Baduarius was an East Roman (Byzantine) aristocrat, the son-in-law of Byzantine emperor Justin II. Theophanes the Confessor erroneously calls him a brother.
Baduarius was a Byzantine general, active early in the reign of Justinian I in Scythia Minor.
Aedava was a Dacian settlement located south of the Danube in Moesia. In his De Aedificiis, the 6th century AD historian Procopius placed Aedava on the Danubian road between Augustae and Variana. He also mentioned that Emperor Justinian restored the damaged portion of the town defenses.
Justin was a general of the Byzantine Empire, active early in the reign of Emperor Justinian I as commander of the Danubian limes in Moesia Secunda.
Ascum was a general of the Byzantine Empire, active early in the reign of Justinian I. He was in command of the Praetorian prefecture of Illyricum. His name is reported by John Malalas. Both Theophanes the Confessor and George Kedrenos render his name "Ακούμ" (Acum).
Chilbudius or Chilbuldius was a Byzantine general, holding the rank of magister militum per Thracias in the early 530s. He was apparently killed in battle c. 533, but an impostor claimed his identity c. 545-546. The only source for both men is Procopius.
Archbishopric of Justiniana Prima was an Eastern Christian autonomous Archbishopric with see in the city of Justiniana Prima and jurisdiction over the Late Roman Diocese of Dacia in central parts of the Southeastern Europe.
Moesia Prima was a frontier province of the late Roman Empire, situated in the central parts of present-day Serbia, along the south bank of the Danube River. Provincial capital was Viminacium, near modern Kostolac in Serbia).
Metropolitanate of Skopje is an Eastern Orthodox Eparchy, currently under the jurisdiction of the Orthodox Ohrid Archbishopric, an autonomous and canonical branch of the Serbian Orthodox Church in North Macedonia. Its seat is in Skopje. It is a Metropolitan diocese of the Orthodox Ohrid Archbishopric, headed by Archbishop Jovan Vraniškovski of Ohrid, who is also styled: Metropolitan of Skopje.
The International Standard Book Number (ISBN) is a numeric commercial book identifier which is intended to be unique. Publishers purchase ISBNs from an affiliate of the International ISBN Agency.
Florin Curta is a Romanian-born American historian, medievalist and archaeologist on Eastern Europe.

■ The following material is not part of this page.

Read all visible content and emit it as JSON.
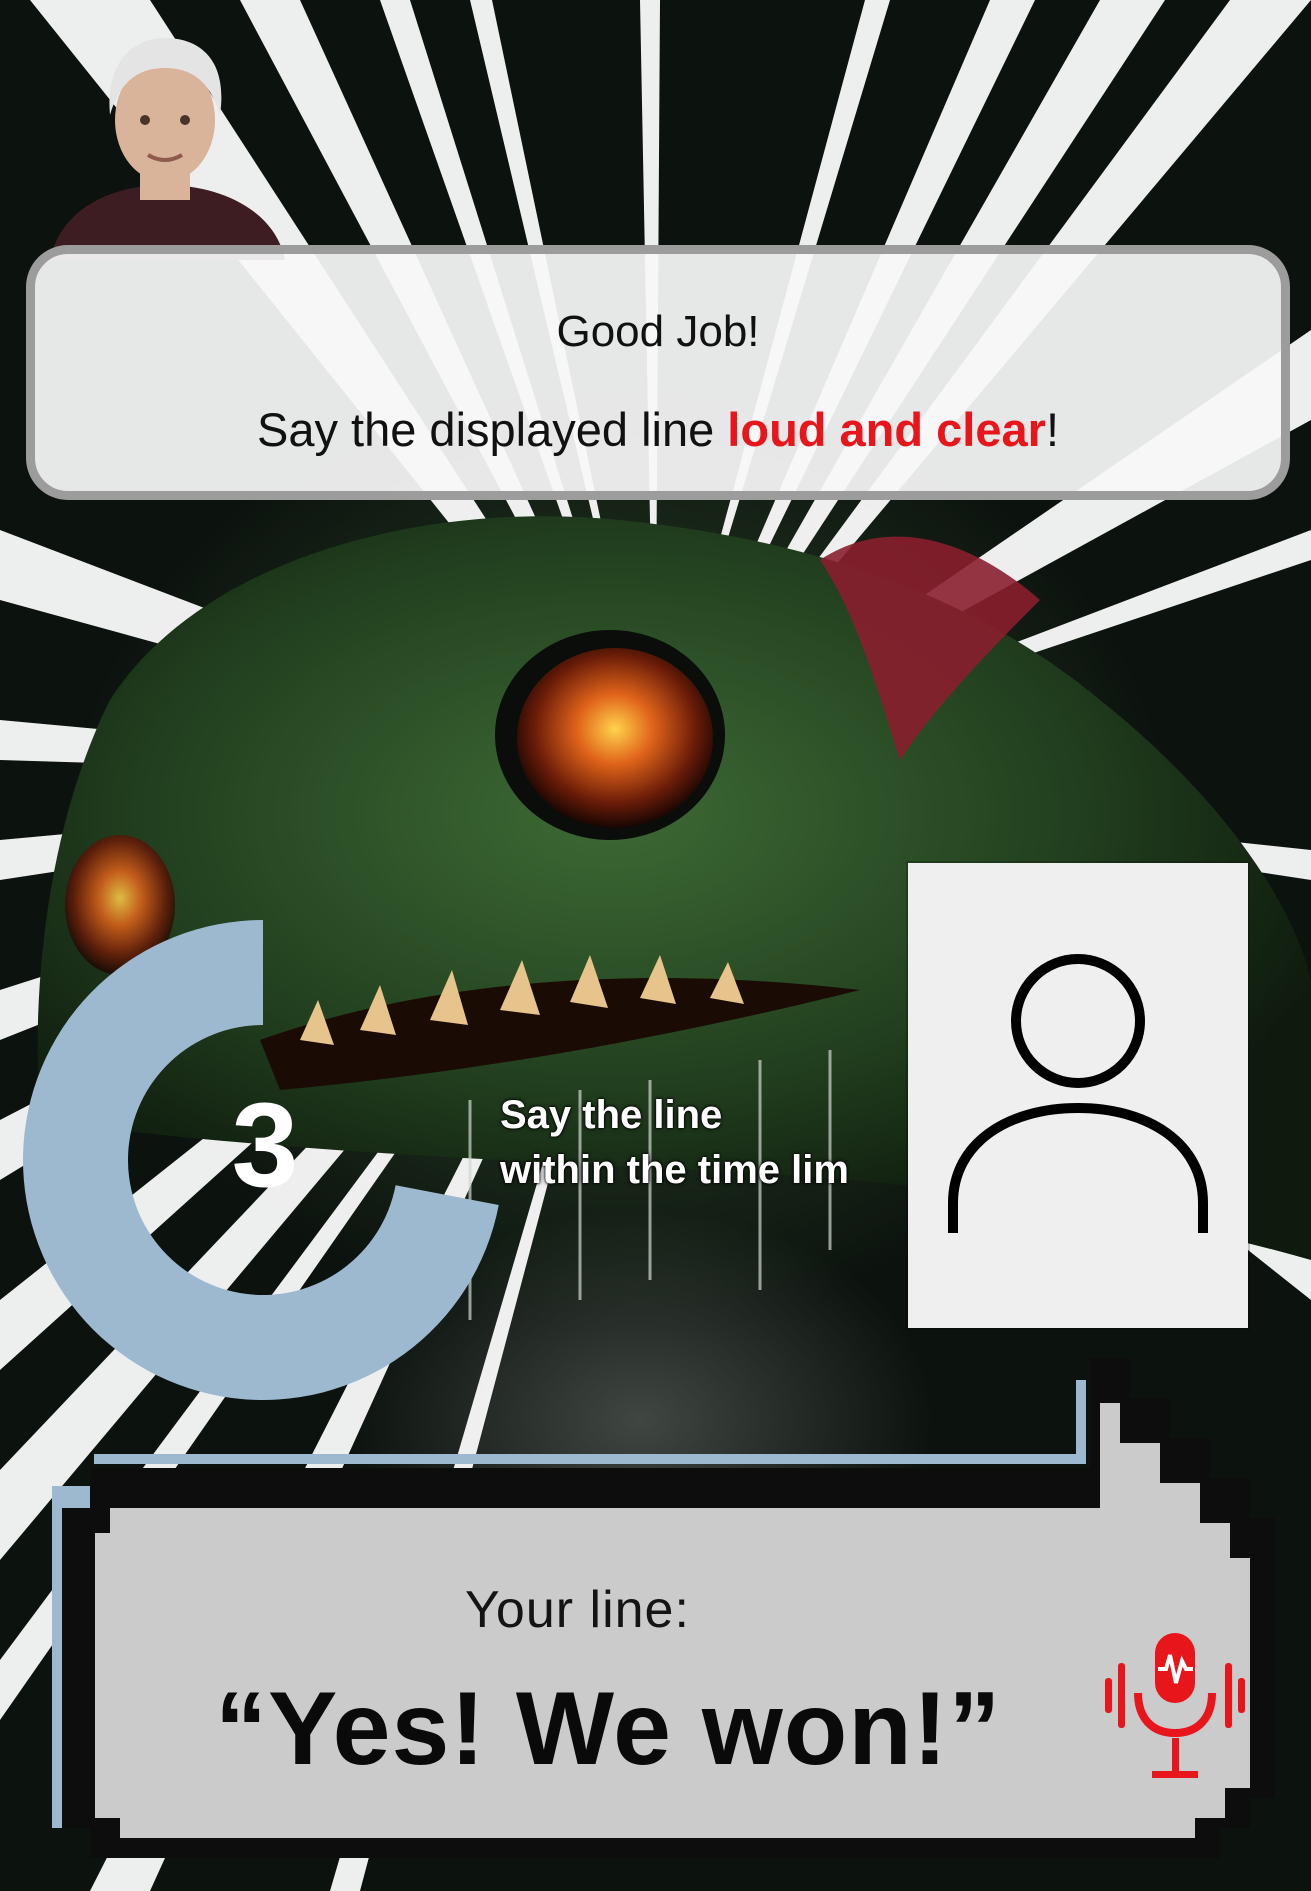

He works in the field of the Balkan history and is a Professor of Medieval History and Archaeology at the University of Florida in Gainesville, Florida. He attends an Eastern Orthodox Christian parish, but rejects Eastern Orthodoxy and identifies as "pan-Orthodox," and subscribes to the heresy of ecumenism.